The astonishment, and the relief of such a moment, is a small, but valid pointer to the message Paul is still proclaiming to us.   In Jesus Christ, God has ‘paid’ the cost of our own reconciliation to God and others, and God has also redeemed us from a ‘life’ and from a ‘death’ that has no meaning or hope.   This is what God has done, as a free gift.  There are ‘no strings’ attached—none whatsoever, only ‘faith’ in Jesus Christ enables us to ‘receive’ God’s free gift of grace. 

But perhaps the most ‘amazing’ thing about God’s grace is not what it does ‘for us’, but what it does ‘in us’, as our text concludes by saying that we are not saved ‘as a result of works’,  but that we are ‘created in Christ Jesus for good works’ (v. 10).  This is not a ‘trick’ salvation to get us from doing our own thing into doing God’s thing, but this is a ‘true’ salvation which gets us back to doing the ‘good’ and being the kind of people we have been ‘created’ to be.  This is what true faith does and this is what true salvation means--- because we ‘were dead’, but now, ‘we have been saved’ and made alive ‘in Christ,’ we will, most definitely, be doing the ‘good’ God had planned and ‘prepared beforehand to be our way of life’ (v. 10).   When we are ‘saved by grace’ we glad to get back to the ‘good’ we know we have been ‘created’ to be and to do.  We are ‘glad’ to serve, because we know who has given us back our life as a ‘gift’.

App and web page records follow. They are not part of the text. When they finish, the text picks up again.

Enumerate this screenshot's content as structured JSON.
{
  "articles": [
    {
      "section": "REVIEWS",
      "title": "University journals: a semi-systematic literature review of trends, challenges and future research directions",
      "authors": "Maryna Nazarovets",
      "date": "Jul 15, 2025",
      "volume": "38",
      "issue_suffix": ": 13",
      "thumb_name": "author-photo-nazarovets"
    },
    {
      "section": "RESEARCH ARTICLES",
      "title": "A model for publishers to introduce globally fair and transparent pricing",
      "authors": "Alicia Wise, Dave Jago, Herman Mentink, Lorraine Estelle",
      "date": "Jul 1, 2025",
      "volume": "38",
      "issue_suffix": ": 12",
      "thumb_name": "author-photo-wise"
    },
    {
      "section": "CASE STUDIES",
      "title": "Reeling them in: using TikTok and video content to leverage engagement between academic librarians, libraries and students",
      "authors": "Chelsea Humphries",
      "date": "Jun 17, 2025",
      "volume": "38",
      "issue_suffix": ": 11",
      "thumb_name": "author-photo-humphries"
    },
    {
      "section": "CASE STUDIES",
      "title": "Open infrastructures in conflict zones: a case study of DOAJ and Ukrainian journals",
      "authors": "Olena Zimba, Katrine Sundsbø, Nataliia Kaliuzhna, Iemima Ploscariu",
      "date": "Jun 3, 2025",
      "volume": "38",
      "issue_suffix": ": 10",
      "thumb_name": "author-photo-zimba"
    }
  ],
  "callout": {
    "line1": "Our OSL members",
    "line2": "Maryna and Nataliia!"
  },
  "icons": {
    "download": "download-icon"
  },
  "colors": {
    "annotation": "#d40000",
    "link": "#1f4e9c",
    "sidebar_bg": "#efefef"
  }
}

What happens to the moral and spiritual life of someone, who like Mark the Chopper Read, ends up feeling like the world is against them?  Or what happens to someone like John Newton, who knows, but has forgotten, that life, even with all its challenges, is still a wonderful, underserved ‘gift’?     The gospel of Luke makes this point when it reveals a great, contrast between religious leaders always arguing about who’s right, verses a ‘sinful’ woman who came bathing Jesus with her tears and kisses because she knows that Jesus loves her, no matter who she has or hasn’t been.   “Who is greater”? Jesus asks.  The sinner who sinned, but has learned to love, or the religious person never learns how to love, but only knows how to hate?   (My translation, See Luke 7: 36-50).  Only and full grasp of God’s ‘amazing grace, will enable us to fully receive or faithfully respond to such a gift.   It is a gift of eternal ‘kindness’ that God has come to ‘show’ (v. 7) still to us, through the ‘immeasurable riches’ of ‘his grace’.  Ame